▸ **The task**
Collect each line of the records containing the string "content".
··· Dataset records
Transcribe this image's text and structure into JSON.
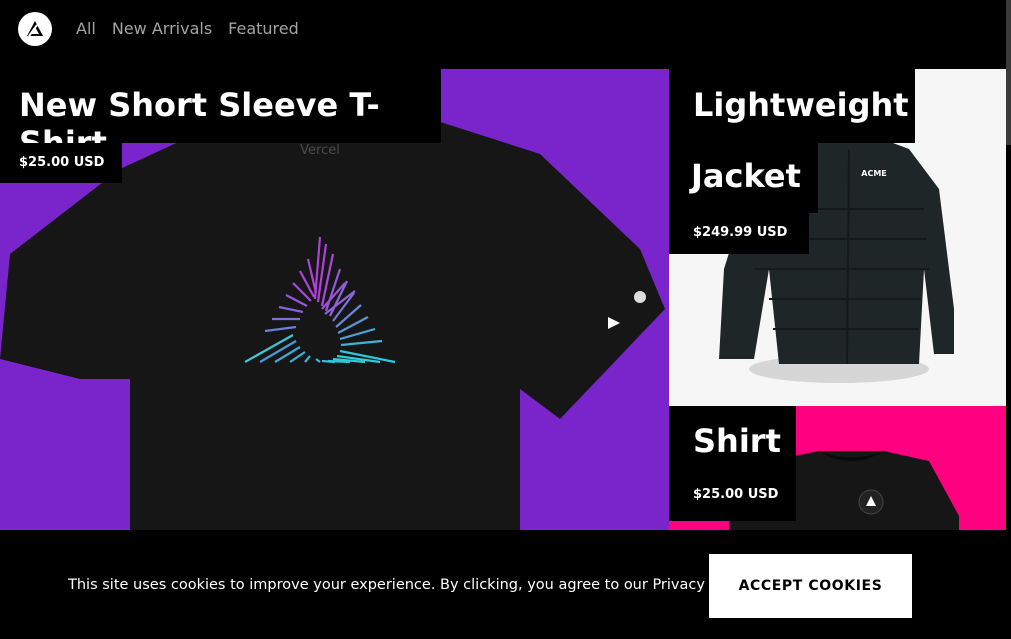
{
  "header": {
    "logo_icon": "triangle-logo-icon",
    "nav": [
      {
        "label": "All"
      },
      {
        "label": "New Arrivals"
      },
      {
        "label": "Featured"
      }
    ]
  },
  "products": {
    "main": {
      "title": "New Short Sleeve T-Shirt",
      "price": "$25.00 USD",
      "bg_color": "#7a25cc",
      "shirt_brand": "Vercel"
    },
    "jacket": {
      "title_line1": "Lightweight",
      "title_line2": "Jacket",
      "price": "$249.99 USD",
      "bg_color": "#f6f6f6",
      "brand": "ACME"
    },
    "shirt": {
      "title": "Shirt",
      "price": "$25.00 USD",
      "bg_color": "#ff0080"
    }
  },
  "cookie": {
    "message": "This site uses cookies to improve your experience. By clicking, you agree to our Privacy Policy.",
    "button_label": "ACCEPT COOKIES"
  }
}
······
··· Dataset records
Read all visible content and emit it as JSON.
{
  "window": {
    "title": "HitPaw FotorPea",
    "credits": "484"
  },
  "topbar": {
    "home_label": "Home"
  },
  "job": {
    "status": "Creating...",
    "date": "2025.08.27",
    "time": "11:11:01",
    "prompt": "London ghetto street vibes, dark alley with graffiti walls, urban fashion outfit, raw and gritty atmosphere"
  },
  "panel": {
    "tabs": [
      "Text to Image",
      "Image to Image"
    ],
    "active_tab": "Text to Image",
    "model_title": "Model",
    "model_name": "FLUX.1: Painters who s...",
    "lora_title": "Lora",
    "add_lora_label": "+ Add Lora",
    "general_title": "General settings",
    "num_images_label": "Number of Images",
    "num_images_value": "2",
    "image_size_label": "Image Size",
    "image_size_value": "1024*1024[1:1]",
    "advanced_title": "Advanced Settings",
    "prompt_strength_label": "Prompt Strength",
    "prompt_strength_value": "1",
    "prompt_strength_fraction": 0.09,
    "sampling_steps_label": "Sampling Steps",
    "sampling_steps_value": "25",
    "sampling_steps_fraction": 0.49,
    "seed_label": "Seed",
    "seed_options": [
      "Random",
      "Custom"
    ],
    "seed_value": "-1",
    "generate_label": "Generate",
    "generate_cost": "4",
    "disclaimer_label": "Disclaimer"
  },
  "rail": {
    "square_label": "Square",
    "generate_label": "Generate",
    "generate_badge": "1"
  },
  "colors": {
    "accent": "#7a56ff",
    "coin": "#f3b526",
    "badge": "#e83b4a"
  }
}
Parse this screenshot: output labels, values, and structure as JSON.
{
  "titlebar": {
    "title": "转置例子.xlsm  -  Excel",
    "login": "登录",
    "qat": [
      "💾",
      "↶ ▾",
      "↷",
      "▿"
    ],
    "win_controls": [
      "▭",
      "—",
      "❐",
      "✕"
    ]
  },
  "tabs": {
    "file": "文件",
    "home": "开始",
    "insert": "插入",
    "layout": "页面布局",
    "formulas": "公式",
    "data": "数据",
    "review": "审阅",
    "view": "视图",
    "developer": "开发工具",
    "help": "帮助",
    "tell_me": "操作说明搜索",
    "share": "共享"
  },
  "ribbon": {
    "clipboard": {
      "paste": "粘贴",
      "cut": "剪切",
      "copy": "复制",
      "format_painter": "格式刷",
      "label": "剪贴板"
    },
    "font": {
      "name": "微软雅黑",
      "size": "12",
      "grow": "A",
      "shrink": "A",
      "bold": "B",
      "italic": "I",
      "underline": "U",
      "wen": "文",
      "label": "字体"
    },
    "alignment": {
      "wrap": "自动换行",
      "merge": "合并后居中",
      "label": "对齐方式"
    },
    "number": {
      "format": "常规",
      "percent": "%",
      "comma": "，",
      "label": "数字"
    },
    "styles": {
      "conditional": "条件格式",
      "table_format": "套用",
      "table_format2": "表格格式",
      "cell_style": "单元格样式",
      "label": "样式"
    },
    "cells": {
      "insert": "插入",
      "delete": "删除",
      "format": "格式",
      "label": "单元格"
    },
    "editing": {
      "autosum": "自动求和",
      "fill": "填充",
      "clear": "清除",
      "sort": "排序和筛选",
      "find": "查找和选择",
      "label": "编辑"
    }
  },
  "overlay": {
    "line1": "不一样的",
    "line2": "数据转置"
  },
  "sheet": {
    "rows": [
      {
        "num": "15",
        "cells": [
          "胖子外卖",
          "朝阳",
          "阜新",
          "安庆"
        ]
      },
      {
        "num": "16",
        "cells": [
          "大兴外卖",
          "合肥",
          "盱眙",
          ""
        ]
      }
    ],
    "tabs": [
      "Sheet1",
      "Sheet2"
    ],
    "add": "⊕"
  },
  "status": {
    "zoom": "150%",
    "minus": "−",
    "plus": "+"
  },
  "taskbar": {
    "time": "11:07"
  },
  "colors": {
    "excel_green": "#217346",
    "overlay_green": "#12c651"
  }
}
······
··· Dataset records
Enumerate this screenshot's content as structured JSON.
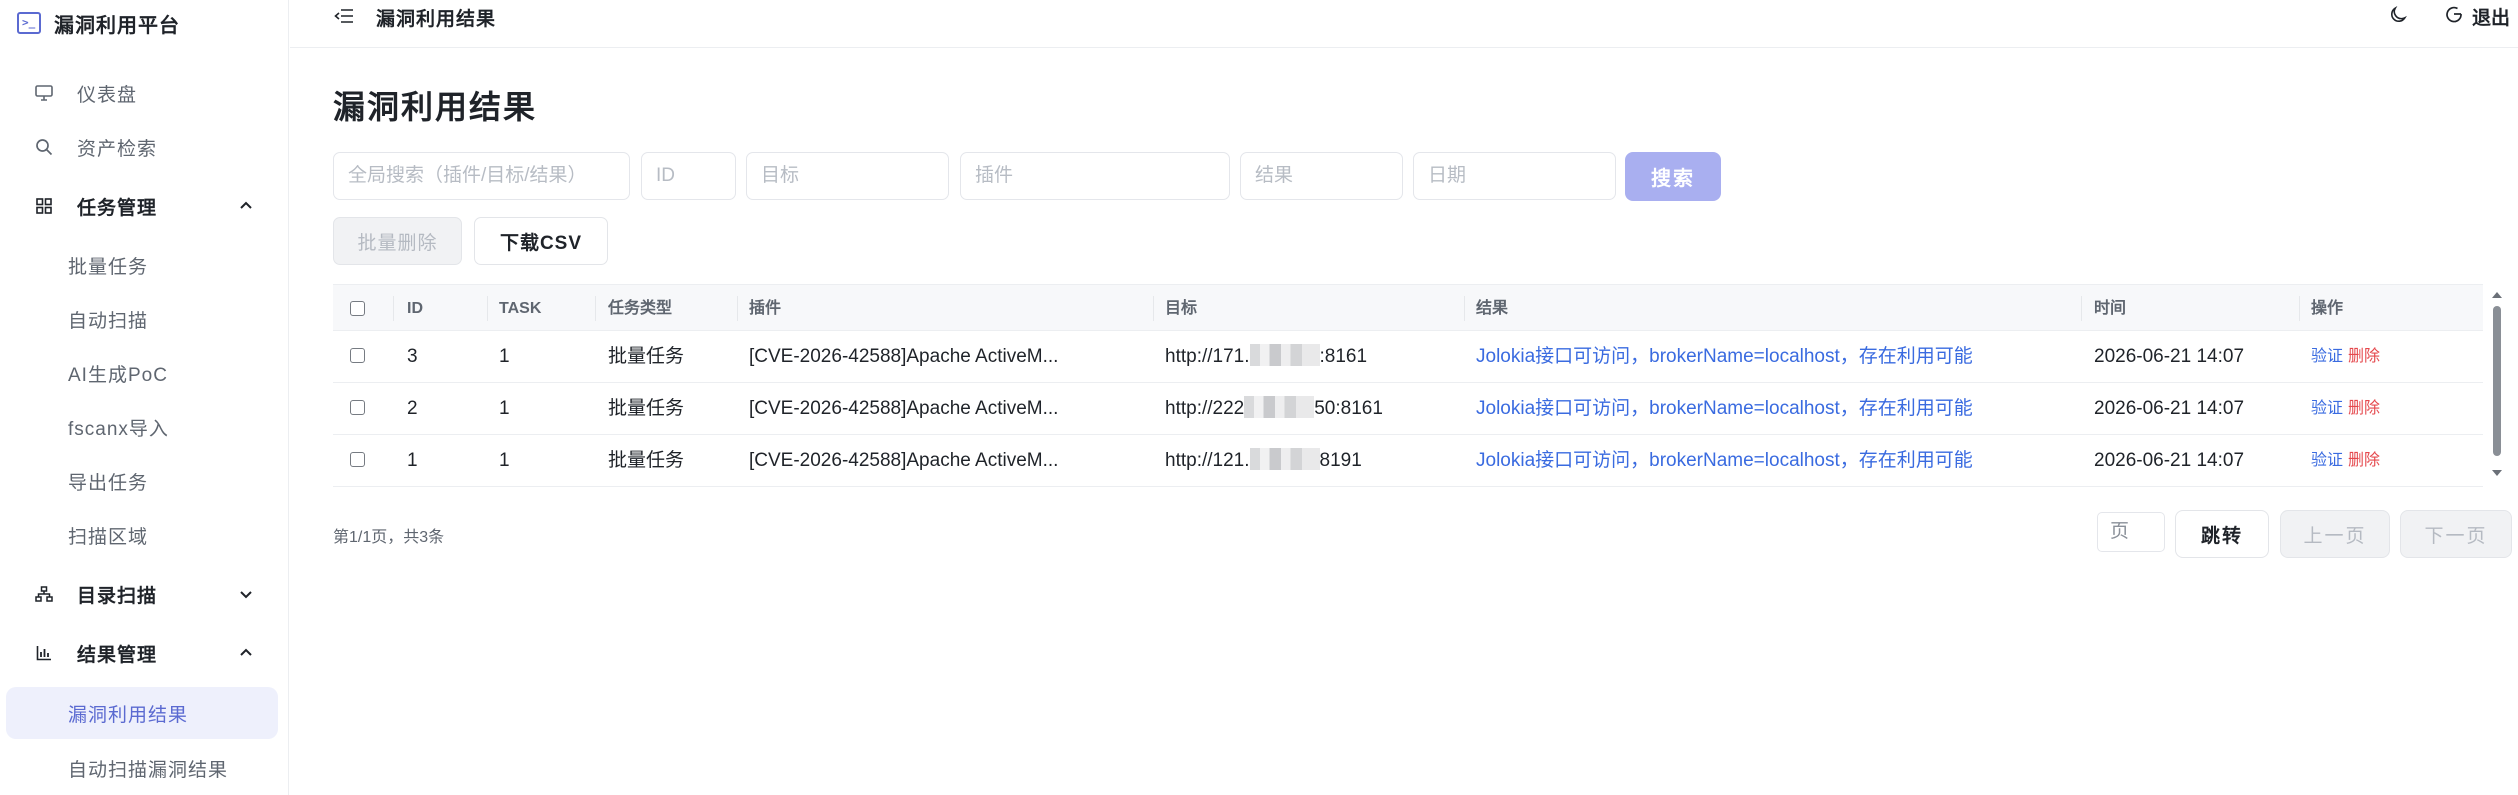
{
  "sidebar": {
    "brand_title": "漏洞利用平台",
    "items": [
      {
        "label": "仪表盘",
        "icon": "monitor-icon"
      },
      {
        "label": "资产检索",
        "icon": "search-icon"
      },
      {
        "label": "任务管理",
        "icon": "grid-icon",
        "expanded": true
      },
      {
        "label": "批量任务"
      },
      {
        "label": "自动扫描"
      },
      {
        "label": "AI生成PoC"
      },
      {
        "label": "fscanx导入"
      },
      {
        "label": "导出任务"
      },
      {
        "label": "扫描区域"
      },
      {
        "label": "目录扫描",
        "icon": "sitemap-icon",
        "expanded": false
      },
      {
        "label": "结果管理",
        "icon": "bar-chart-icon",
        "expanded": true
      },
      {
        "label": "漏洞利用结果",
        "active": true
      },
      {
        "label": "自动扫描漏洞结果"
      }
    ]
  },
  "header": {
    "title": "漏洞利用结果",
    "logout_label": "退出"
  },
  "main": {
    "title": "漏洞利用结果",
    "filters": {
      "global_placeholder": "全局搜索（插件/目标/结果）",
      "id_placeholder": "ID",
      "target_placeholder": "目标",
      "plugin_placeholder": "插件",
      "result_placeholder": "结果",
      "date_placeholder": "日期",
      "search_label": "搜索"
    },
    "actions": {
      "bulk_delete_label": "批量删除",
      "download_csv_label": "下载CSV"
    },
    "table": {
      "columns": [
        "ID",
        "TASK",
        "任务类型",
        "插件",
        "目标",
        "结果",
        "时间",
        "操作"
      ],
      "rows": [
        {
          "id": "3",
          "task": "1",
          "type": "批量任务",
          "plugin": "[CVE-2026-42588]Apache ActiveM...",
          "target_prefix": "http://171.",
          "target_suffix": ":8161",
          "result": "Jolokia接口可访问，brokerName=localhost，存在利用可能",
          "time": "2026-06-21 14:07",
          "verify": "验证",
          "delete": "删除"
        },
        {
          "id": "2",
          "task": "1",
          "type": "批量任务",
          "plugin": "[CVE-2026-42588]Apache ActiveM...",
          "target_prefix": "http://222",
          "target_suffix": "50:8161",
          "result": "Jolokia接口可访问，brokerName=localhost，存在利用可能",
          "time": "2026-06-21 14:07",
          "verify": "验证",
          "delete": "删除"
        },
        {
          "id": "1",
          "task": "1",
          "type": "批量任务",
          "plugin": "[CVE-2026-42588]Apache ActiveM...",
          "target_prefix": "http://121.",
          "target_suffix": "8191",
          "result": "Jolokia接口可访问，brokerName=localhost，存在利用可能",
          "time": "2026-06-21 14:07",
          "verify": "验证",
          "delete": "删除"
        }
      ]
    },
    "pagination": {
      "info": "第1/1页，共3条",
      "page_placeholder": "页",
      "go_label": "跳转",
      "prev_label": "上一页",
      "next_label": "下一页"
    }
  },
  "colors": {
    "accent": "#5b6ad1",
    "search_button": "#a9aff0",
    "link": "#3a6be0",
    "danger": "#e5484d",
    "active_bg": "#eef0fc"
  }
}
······
▸ **Exercise response**
Read all visible content and emit it as JSON.
Enumerate this screenshot's content as structured JSON.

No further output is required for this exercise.